Dr Isabel Castanho
Postdoctoral Research Fellow
Place of work / study:
Beth Israel Deaconess Medical Center (BIDMC), Harvard Medical School
Area of Research:
Genomics of Alzheimer’s disease
How is your research funded:
National Institute of Health (NIH)
Tell us a little about yourself:
I am a Research Fellow at Beth Israel Deaconess Medical Center (BIDMC), Harvard Medical School, in Boston, Massachusetts (USA). In my current position I am investigating protective mechanisms to Alzheimer’s disease and other neurodegenerative diseases, with a special interest in single cell and spatial transcriptomics.
I was born in Ponta Delgada, São Miguel island (Azores, Portugal), and I moved to Exeter (United Kingdom) in 2015 to join the University of Exeter as a PhD student. In Exeter, I worked with Prof Jonathan Mill and Prof Katie Lunnon at the Complex Disease Epigenetics Group at the University of Exeter Medical School. My PhD research focused on investigating (epi)genomics of Alzheimer’s disease, using mouse models of Alzheimer’s disease neuropathology.
My work used to be split between long weeks in the lab running experiments, and days spent developing scripts for complex bioinformatics analyses, but I recently put down the pipettes completely to dedicate myself to building computational biology models using bioinformatics. I was recruited by Dr Winston Hide to join his lab at Beth Israel Deaconess Medical Center (BIDMC), Harvard Medical School, as a Postdoctoral Research Fellow since January 2021.
Passionate about my work (& life), I am naturally curious and eager for knowledge. I am an advocate of open, transparent and good quality science, and I defend a rigorous but kind research culture.

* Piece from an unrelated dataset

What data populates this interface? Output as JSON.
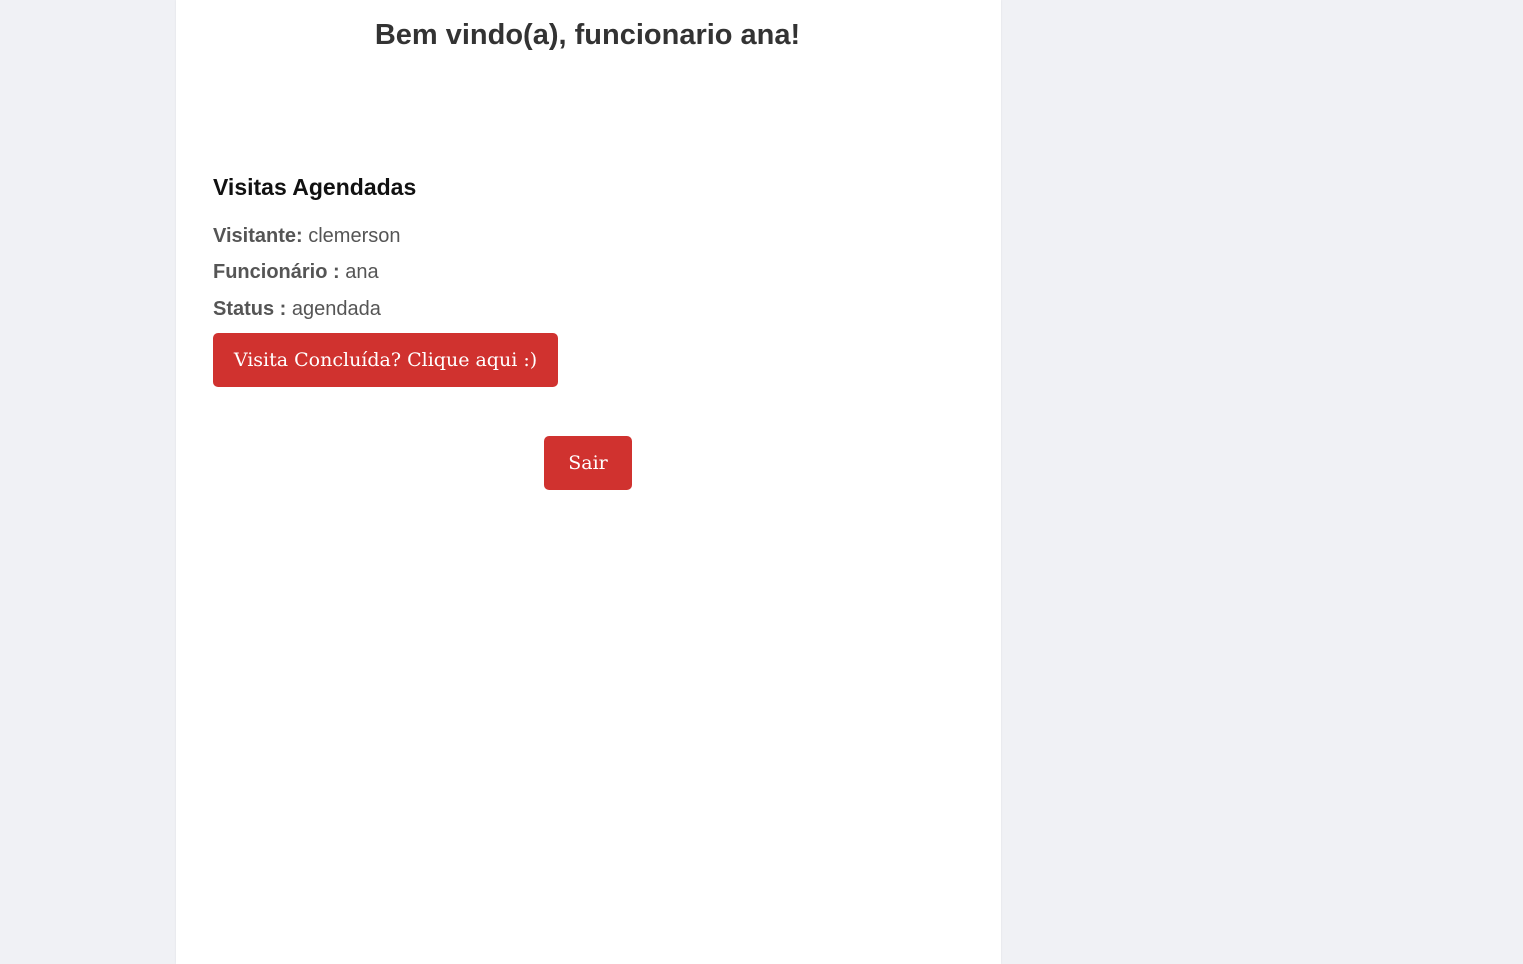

Tell us a fun fact about yourself:
Although I have been struggling to find the time recently, I am a proud gamer that loves to play videogames on my own or online with friends. The group of friends whom I used to play online during my PhD had such an important role in my life during that period that I even got a tattoo to honour our time together and how much their support meant to me. We still keep in touch but adult life in addition to the time difference makes it challenging for us to play together as often as we used to.
Why did you choose to work in dementia:
Honestly, it was the result of being inspired by a sum of ’whos’ and ’whats’. The Alzheimer’s disease side of my research took an exponential growth in me in my last year of the Master’s degree (where I focused my studies in Neuroscience) in two complementary sides: the scientific enthusiasm driven by my supervisor at the time (a ’who’), and an increasing personal care developed in me as a result of coming across patient’s experiences and stories, as well as their families’ fears and concerns.
What single piece of advice would you give to an early career researcher?
Make sure to find time to rest and recharge. Your brain needs to be bored to come up with great and creative ideas. It’s a reminder that I constantly need.
What book are you reading right now? Would you recommend it?
I am currently reading “1984” which I don’t think needs me recommending it. I’m about to start “Atomic habits”, followed by “Dare to lead”, two books that I am super excited about.